#### Prompt
Using the data below, copy each line that includes the word "icon".

#### Records to use
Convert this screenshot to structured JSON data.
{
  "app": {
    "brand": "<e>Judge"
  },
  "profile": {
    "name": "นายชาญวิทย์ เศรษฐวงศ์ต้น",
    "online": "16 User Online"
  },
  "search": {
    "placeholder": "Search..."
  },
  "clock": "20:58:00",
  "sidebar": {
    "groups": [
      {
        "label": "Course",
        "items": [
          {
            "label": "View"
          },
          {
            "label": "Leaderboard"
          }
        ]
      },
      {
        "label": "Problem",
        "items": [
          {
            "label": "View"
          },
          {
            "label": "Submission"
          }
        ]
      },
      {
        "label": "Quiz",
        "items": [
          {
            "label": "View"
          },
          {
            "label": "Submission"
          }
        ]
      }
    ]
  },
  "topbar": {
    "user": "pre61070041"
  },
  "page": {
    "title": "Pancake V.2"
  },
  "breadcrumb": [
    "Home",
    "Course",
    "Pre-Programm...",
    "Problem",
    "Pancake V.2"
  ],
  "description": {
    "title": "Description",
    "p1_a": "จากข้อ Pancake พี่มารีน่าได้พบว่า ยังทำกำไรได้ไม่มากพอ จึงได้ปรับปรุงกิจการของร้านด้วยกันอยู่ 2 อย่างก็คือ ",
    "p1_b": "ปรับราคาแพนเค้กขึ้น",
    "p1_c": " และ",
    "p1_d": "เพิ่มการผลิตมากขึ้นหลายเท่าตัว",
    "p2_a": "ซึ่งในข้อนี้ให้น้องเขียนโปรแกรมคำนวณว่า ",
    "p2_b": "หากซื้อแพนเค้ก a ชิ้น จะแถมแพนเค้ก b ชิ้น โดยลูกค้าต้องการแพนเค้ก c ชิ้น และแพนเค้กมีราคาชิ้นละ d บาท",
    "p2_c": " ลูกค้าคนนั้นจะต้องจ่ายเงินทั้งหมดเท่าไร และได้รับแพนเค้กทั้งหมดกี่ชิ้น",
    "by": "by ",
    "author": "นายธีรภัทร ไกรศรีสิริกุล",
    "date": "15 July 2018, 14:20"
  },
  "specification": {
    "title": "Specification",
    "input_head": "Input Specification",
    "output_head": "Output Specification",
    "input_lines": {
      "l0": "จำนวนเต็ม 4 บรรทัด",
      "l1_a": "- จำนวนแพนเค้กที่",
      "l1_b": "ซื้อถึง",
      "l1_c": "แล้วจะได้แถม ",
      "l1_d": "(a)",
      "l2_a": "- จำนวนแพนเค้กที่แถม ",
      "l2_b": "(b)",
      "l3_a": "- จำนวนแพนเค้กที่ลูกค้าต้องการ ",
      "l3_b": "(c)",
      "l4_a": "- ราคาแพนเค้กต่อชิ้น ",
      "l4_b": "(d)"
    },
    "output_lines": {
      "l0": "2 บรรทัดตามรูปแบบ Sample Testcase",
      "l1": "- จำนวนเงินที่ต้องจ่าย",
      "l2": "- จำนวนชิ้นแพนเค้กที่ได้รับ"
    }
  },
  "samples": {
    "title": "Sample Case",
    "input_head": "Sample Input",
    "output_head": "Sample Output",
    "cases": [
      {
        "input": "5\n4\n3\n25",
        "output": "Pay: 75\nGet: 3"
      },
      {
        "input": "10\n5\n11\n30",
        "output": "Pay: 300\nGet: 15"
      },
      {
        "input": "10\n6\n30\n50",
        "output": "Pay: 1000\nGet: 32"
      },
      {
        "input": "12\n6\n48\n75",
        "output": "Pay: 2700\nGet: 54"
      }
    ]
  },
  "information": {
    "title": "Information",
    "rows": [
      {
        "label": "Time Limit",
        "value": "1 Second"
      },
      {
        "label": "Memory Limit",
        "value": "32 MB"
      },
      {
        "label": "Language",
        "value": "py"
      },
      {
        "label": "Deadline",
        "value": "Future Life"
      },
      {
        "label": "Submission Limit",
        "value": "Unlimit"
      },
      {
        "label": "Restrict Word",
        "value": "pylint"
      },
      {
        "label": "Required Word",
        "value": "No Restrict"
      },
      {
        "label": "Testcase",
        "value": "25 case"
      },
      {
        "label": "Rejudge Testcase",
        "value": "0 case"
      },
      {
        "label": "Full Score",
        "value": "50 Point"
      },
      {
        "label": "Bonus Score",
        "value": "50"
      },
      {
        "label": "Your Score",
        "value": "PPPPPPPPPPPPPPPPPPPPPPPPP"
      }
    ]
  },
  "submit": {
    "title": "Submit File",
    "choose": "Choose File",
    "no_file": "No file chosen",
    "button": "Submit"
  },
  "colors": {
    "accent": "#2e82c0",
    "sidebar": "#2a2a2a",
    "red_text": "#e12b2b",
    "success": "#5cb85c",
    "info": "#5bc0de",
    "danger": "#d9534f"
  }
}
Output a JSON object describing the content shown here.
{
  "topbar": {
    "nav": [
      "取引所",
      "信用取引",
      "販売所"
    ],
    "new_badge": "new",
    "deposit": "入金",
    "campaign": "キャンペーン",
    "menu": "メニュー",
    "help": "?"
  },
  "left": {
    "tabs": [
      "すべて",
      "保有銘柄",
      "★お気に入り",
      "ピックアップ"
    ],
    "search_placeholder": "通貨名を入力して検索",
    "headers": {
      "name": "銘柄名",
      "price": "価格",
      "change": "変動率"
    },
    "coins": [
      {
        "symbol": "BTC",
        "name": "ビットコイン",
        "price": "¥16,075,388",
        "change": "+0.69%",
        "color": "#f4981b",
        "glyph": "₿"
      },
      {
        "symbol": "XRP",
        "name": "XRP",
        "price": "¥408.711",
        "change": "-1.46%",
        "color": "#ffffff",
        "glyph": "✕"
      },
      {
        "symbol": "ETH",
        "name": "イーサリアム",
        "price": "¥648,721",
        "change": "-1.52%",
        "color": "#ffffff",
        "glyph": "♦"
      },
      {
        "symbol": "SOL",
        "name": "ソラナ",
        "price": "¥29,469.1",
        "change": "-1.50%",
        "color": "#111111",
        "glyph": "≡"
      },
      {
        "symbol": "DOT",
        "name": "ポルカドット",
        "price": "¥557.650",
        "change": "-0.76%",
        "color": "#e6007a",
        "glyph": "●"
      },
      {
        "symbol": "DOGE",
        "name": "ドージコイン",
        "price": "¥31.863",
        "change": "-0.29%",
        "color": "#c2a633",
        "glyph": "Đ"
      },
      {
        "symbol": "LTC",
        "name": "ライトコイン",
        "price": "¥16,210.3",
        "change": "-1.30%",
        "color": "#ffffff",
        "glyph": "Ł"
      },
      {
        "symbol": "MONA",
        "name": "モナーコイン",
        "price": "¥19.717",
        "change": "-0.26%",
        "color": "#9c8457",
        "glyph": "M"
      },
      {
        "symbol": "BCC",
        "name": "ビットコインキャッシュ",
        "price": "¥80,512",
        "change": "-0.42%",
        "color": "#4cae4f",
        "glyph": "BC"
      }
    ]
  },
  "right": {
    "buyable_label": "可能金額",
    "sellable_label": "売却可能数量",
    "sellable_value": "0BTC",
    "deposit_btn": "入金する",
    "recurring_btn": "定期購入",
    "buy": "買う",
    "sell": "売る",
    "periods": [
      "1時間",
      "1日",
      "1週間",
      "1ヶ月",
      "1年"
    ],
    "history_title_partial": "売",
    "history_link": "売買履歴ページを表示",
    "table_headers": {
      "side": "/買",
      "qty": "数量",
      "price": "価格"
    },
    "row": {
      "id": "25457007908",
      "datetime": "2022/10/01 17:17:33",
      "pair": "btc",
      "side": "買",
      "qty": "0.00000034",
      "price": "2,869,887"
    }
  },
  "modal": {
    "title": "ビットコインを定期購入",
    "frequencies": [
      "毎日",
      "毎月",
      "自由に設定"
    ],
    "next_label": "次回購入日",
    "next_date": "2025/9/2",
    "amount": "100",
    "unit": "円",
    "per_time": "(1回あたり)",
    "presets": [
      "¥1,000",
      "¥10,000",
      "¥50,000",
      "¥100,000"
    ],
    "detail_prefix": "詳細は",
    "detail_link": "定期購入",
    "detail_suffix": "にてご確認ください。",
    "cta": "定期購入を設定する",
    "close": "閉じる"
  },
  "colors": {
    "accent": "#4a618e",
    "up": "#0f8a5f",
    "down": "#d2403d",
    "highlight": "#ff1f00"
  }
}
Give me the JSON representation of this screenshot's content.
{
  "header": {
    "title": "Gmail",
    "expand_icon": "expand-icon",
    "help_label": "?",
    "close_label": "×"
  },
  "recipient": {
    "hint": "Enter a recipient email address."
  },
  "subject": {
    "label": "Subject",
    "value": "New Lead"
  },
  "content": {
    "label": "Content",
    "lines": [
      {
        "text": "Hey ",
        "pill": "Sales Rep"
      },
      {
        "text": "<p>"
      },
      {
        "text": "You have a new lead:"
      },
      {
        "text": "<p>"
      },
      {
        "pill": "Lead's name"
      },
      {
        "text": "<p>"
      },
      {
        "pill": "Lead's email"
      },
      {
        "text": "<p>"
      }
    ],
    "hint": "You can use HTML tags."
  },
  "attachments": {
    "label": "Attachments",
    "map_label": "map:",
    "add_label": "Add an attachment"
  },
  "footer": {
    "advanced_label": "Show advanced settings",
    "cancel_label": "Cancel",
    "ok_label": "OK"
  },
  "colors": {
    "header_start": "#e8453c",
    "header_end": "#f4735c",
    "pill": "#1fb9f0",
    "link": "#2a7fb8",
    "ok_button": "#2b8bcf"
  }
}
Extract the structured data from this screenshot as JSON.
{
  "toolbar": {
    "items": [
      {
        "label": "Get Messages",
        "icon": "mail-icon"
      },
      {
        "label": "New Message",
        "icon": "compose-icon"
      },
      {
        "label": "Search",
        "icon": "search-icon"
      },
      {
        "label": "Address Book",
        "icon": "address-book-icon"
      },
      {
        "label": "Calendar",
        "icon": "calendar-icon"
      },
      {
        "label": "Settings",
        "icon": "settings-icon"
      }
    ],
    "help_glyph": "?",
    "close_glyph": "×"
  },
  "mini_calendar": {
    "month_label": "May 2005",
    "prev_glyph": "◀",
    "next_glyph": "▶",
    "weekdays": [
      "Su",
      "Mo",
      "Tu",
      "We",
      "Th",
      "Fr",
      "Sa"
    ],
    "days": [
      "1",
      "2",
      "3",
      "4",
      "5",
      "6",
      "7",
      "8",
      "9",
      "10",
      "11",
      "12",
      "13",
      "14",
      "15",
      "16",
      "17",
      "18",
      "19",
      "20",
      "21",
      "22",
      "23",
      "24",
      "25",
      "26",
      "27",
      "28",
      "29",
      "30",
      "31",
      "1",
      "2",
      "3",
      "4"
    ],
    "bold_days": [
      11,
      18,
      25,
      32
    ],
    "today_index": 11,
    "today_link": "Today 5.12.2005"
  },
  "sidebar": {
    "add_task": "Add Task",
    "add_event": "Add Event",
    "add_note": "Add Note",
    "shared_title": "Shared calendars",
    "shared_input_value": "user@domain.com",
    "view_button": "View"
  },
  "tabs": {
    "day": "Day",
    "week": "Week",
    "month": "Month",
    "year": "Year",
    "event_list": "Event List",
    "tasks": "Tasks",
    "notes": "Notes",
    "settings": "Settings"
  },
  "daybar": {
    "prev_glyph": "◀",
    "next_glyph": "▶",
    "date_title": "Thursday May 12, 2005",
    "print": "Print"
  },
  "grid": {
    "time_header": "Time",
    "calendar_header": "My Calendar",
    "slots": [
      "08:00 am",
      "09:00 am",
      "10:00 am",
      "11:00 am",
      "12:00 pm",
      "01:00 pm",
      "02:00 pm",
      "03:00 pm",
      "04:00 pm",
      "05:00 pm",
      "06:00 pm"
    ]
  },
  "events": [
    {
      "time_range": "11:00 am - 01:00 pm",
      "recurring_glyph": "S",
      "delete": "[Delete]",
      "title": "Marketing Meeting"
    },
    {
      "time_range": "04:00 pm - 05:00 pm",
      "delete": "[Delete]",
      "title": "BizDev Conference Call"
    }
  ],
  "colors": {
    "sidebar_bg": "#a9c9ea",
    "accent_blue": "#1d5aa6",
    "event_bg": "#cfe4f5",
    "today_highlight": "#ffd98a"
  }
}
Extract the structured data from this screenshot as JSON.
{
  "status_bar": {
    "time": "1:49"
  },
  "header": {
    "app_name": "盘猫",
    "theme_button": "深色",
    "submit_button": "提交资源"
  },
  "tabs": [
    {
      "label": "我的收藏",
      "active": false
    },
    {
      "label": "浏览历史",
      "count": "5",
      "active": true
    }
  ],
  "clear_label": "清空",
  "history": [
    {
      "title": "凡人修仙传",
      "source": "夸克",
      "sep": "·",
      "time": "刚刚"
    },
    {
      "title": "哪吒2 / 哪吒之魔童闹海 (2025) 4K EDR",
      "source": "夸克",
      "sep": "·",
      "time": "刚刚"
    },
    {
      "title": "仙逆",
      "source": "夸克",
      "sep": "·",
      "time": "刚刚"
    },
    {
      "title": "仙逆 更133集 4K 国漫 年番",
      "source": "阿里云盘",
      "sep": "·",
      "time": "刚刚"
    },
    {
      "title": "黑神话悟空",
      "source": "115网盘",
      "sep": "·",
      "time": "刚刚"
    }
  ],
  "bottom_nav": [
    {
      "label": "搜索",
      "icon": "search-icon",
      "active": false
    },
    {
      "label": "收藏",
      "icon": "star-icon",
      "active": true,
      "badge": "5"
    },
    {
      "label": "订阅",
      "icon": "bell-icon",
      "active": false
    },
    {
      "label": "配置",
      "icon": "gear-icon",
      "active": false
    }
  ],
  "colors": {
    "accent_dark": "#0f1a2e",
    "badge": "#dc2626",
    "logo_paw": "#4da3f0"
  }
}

#### Task output
    "expand_icon": "expand-icon",
        "icon": "mail-icon"
        "icon": "compose-icon"
        "icon": "search-icon"
        "icon": "address-book-icon"
        "icon": "calendar-icon"
        "icon": "settings-icon"
      "icon": "search-icon",
      "icon": "star-icon",
      "icon": "bell-icon",
      "icon": "gear-icon",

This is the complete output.